═════ Records provided ═════

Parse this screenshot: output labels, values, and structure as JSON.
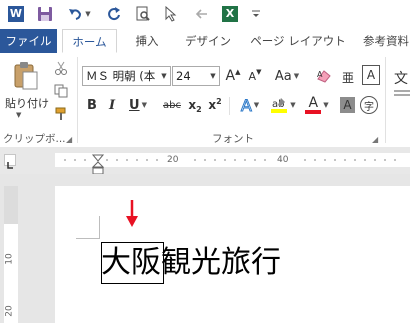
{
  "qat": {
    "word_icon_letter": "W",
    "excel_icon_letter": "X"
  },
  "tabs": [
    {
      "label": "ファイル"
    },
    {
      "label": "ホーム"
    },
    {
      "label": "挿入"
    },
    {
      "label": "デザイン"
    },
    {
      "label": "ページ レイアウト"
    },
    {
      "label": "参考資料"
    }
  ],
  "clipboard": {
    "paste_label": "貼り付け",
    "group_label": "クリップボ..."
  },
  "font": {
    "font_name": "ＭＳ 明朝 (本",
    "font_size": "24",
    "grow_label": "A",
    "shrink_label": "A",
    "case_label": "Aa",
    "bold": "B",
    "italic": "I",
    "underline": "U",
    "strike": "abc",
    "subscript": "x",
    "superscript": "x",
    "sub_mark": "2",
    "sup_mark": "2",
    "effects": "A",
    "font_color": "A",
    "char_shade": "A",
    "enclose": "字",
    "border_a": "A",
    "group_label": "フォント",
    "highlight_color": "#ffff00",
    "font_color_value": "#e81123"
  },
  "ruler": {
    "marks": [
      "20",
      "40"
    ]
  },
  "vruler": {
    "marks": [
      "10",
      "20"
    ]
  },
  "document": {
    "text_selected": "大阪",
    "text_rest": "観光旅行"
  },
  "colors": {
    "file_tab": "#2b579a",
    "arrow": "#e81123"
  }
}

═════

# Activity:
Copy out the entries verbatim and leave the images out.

# Task result:
Parse this screenshot: output labels, values, and structure as JSON.
{
  "qat": {
    "word_icon_letter": "W",
    "excel_icon_letter": "X"
  },
  "tabs": [
    {
      "label": "ファイル"
    },
    {
      "label": "ホーム"
    },
    {
      "label": "挿入"
    },
    {
      "label": "デザイン"
    },
    {
      "label": "ページ レイアウト"
    },
    {
      "label": "参考資料"
    }
  ],
  "clipboard": {
    "paste_label": "貼り付け",
    "group_label": "クリップボ..."
  },
  "font": {
    "font_name": "ＭＳ 明朝 (本",
    "font_size": "24",
    "grow_label": "A",
    "shrink_label": "A",
    "case_label": "Aa",
    "bold": "B",
    "italic": "I",
    "underline": "U",
    "strike": "abc",
    "subscript": "x",
    "superscript": "x",
    "sub_mark": "2",
    "sup_mark": "2",
    "effects": "A",
    "font_color": "A",
    "char_shade": "A",
    "enclose": "字",
    "border_a": "A",
    "group_label": "フォント",
    "highlight_color": "#ffff00",
    "font_color_value": "#e81123"
  },
  "ruler": {
    "marks": [
      "20",
      "40"
    ]
  },
  "vruler": {
    "marks": [
      "10",
      "20"
    ]
  },
  "document": {
    "text_selected": "大阪",
    "text_rest": "観光旅行"
  },
  "colors": {
    "file_tab": "#2b579a",
    "arrow": "#e81123"
  }
}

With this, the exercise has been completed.